Maddie was a people person. In Montrose, she had a fenced back yard. You could leave her outside all day and she was happy. But if you were in the house, forget it. The back door was wood puttied more than once due to her desire to be around anyone inside. Not that, once inside, she demanded all your attention. She just wanted to be able to lie next to you and be included in any action.
When we moved to our condo, Maddie became my walking buddy. Actually, I became hers. If I foolishly decided to sleep in an extra half hour, a lick or paw or gentle bark after 10 minutes would remind me that my presence was required right then. I have never seen a dog so excited to have leash put on her and head out. She was contagious. Our cat PurrC couldn’t help but follow along each morning to play with Maddie. Like a four legged Cato, PurrC would hide in bushes and trees and launch endless surprise attacks on Maddie. Maddie was the jazz cool. She kept her smile, never reacted, and kept on heading for her next sniffing post. The exception to this was of course lighting and thunder. You could forget getting her out anywhere if that happened. You would find her in the stairwell refusing to give you any kind of eye contact. Maddie believed that if she didn’t look at you, you didn’t exist. Ever the lady, that was her way of avoiding the argument. I tried it a few times with Laura and wouldn’t recommend it. But it worked for Maddie.
Contrary to popular opinion, Maddie was a pure bred. She was pure friendly with a little happy bred in somewhere. She lived her afternoons in the most strategic location in our condo, the stairwell. You had to pet that smiling face when you came in each day.
Toward the end, Maddie’s hips starting giving out so we kept her on the bottom floor. She knew it was best because, unlike the back door, she never clawed through our retaining gate. Still the same old smile and excitement greeted me and PurrC each morning.

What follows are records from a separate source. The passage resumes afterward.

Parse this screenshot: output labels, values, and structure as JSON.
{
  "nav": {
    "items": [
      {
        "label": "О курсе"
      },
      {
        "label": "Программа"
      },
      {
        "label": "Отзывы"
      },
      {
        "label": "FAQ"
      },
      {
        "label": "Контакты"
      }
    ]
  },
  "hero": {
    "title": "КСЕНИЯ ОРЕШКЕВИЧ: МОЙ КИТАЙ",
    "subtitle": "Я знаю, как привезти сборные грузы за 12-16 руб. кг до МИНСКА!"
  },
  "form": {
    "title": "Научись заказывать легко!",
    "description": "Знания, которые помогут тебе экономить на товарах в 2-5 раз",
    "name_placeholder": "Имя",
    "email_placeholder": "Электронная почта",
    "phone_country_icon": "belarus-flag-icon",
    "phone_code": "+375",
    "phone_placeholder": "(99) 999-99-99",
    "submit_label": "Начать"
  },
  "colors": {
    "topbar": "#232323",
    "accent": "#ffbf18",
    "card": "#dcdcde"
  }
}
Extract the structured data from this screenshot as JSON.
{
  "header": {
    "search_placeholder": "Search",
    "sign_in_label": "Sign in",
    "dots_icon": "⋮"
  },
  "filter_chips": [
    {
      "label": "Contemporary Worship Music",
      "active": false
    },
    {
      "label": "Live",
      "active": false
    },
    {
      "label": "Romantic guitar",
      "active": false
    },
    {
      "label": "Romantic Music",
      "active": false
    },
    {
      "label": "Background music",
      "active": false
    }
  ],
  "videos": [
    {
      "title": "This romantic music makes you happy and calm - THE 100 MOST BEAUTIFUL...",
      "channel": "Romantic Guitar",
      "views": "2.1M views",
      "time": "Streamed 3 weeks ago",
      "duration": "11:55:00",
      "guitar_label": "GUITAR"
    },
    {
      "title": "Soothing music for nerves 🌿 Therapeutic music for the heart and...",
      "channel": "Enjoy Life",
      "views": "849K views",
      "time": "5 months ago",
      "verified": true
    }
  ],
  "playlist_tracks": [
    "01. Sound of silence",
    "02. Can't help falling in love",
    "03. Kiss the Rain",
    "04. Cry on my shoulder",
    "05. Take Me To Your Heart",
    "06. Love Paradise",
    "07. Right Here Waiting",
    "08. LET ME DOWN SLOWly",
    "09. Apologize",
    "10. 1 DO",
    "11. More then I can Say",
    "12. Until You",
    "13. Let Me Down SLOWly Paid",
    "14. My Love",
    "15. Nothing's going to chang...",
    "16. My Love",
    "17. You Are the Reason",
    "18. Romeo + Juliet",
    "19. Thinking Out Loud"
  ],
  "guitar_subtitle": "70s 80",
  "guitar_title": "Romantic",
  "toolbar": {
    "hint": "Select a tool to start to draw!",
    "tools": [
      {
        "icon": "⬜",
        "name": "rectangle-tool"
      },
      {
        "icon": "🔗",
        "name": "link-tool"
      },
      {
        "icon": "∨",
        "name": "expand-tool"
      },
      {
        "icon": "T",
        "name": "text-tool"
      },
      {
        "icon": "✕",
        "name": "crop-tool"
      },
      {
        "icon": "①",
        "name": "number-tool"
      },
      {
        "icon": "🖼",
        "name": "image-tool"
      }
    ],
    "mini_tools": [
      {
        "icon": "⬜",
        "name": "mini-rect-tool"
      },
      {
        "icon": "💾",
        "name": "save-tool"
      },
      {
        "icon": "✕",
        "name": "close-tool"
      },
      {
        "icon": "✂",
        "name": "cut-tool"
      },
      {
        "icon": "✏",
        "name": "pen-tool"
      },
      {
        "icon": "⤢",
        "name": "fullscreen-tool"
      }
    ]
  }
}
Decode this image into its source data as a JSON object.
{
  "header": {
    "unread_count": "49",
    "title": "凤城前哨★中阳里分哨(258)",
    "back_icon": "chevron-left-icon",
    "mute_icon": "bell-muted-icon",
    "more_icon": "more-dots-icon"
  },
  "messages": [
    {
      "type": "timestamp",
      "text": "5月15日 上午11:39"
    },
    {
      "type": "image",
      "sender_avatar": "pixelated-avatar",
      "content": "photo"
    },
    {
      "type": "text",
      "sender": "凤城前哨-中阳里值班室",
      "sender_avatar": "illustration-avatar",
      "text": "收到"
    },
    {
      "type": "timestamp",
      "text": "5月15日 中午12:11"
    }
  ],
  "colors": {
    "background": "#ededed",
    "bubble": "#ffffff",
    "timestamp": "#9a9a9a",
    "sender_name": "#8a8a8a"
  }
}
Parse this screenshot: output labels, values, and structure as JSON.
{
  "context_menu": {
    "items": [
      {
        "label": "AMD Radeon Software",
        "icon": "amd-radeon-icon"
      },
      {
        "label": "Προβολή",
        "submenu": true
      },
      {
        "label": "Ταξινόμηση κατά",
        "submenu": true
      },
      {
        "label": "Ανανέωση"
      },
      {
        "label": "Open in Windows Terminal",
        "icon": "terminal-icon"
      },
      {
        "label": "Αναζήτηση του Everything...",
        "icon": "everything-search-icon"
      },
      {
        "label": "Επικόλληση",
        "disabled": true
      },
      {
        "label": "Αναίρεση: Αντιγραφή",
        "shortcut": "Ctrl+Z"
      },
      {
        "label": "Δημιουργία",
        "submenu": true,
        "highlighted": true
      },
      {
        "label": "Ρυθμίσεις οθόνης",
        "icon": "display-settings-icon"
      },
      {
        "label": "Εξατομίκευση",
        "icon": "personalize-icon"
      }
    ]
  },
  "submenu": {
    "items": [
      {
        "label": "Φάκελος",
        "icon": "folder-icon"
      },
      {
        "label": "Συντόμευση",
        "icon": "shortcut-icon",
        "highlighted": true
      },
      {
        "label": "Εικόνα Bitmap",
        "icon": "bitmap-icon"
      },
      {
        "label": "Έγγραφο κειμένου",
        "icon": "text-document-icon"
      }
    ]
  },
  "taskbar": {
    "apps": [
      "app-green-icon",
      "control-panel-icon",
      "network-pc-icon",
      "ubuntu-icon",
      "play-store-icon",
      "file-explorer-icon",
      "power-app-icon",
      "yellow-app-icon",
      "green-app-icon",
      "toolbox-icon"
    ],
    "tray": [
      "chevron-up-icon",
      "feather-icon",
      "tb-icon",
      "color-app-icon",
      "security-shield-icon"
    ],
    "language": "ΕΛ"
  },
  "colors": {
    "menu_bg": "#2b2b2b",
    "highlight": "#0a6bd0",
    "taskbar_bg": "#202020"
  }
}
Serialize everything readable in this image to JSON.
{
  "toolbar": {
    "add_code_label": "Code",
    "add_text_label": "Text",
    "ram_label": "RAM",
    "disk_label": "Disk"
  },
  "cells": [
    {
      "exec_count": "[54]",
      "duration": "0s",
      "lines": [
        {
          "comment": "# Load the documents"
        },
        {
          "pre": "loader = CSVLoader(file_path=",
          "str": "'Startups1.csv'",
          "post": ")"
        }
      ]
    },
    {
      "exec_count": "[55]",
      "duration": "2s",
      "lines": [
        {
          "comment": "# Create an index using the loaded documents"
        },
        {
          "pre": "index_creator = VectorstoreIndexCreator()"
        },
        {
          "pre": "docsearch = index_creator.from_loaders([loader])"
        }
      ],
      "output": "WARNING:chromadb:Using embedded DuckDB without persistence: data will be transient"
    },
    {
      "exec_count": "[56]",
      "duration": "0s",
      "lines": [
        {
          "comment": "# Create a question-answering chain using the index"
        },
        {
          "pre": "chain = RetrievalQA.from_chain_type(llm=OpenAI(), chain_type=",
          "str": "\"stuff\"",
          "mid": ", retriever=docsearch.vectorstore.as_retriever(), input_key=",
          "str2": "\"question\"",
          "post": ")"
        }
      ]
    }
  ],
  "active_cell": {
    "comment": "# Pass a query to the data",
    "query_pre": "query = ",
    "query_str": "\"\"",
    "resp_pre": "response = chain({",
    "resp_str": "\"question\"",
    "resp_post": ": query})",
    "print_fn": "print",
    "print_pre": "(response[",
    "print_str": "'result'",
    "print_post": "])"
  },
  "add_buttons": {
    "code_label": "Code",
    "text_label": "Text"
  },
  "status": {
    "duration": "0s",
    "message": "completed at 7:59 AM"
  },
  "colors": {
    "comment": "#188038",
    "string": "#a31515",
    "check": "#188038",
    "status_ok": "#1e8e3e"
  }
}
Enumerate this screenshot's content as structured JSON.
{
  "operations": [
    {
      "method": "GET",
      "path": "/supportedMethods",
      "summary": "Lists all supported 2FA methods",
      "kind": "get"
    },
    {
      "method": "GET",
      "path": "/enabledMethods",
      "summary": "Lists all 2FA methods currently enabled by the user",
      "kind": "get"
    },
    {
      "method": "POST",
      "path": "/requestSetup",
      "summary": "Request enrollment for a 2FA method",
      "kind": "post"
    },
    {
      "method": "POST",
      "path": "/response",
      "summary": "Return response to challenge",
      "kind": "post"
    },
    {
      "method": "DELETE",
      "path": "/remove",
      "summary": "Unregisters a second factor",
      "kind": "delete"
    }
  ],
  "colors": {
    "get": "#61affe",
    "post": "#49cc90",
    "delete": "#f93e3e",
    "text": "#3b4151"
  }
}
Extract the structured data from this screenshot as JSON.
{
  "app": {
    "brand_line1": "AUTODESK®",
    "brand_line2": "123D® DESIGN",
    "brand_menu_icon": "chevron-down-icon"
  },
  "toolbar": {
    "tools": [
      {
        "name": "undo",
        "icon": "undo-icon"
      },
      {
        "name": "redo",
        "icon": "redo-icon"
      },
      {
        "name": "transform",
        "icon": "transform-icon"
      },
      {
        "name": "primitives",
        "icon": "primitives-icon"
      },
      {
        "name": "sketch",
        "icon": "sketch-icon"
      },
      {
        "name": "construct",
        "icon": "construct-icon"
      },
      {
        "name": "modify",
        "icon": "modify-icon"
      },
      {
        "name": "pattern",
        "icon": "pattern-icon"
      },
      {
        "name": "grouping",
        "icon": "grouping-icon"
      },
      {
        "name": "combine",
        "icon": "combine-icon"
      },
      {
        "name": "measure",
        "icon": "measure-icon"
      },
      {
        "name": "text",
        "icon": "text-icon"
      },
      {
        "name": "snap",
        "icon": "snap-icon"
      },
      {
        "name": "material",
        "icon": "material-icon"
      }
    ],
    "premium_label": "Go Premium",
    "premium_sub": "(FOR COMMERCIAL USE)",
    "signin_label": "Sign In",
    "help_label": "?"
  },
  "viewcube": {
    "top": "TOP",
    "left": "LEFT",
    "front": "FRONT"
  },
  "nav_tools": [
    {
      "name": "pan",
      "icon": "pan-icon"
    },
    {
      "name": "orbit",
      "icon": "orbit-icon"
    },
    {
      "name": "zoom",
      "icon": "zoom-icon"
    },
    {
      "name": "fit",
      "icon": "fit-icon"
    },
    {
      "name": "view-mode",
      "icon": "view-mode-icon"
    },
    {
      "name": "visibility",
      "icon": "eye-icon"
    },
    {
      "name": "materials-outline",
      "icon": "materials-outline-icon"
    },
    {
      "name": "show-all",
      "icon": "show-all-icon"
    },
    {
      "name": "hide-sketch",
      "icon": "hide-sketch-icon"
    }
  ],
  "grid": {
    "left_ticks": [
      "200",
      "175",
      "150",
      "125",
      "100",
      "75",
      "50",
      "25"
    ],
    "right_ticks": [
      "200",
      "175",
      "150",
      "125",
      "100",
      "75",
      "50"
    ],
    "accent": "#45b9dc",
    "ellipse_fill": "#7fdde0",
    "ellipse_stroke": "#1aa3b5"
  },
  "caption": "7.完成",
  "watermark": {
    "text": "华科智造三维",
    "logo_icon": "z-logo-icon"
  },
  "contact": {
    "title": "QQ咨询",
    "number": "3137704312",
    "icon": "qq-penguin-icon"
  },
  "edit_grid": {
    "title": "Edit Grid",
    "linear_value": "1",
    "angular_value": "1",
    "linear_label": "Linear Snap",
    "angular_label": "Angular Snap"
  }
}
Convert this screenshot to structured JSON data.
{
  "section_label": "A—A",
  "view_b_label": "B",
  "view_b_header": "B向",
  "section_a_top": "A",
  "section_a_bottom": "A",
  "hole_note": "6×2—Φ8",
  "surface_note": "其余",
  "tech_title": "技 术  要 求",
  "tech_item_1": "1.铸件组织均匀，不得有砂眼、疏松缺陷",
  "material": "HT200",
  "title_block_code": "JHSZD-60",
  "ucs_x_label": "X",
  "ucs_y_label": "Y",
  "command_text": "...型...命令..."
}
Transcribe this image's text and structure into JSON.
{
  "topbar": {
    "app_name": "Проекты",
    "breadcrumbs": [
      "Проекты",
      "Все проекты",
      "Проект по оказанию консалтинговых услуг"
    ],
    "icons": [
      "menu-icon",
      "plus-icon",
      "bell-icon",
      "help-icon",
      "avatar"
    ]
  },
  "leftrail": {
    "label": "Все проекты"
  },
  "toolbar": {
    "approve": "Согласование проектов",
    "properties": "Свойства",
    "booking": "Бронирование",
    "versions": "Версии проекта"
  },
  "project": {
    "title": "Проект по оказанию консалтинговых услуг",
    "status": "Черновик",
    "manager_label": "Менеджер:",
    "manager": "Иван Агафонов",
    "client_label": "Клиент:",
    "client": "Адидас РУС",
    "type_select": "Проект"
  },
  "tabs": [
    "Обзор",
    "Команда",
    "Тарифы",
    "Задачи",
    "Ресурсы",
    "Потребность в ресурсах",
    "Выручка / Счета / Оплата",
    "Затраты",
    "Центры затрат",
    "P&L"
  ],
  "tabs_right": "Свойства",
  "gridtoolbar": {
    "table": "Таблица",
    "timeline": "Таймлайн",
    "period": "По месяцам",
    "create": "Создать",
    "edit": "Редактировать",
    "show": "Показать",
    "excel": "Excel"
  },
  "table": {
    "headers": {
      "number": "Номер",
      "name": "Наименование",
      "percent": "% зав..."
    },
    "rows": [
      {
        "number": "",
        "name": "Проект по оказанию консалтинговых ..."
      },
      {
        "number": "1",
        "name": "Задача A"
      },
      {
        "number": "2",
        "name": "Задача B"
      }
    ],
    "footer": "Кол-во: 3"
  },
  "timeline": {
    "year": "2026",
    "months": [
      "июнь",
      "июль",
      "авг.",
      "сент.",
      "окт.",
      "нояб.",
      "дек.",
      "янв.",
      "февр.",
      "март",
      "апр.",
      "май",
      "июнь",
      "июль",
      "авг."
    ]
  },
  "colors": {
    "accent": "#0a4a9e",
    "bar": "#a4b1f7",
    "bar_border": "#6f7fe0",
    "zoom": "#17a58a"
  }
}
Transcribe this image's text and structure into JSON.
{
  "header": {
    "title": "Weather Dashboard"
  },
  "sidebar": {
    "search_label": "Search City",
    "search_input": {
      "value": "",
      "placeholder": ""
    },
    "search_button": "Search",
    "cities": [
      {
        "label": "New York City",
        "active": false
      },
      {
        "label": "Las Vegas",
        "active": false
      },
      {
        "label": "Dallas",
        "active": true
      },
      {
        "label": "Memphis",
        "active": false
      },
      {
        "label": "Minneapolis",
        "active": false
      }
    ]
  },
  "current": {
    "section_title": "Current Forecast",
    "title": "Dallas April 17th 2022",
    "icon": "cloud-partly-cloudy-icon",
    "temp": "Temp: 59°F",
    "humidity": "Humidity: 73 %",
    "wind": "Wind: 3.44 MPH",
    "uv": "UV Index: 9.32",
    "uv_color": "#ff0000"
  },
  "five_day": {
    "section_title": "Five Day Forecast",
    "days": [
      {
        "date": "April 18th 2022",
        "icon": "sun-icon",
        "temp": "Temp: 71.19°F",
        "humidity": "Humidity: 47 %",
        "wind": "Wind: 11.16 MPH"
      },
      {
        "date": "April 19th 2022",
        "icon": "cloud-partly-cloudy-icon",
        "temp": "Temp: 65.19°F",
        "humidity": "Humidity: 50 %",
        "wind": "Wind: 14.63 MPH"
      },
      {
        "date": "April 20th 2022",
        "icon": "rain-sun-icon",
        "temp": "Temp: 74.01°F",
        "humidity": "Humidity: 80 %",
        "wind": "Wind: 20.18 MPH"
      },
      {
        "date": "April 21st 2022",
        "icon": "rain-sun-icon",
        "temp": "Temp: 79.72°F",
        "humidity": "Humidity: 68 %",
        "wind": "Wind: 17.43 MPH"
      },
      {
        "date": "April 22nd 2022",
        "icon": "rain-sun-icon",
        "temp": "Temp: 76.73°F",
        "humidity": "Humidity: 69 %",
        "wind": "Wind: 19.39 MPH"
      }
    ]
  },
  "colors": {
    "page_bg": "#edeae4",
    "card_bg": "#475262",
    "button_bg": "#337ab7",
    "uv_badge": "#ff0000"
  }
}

And that’s what I miss. Mornings seem way too quiet. PurrC, now five, seems lost too. My neighbors tell me he now follows them when they walk their dogs. I think Maddie would be happy she trained him so well.
We have an urn and a little memorial for Maddie in the stairwell. We put a cross there to remind of us of our faith. It makes we wonder. Will I see Maddie when I get to heaven? Nothing in the Bible references pets yet I know God is love and I know Maddie was love. Maddie is gone. And I feel certain that Maddie is a dog gone to heaven. See ya girl.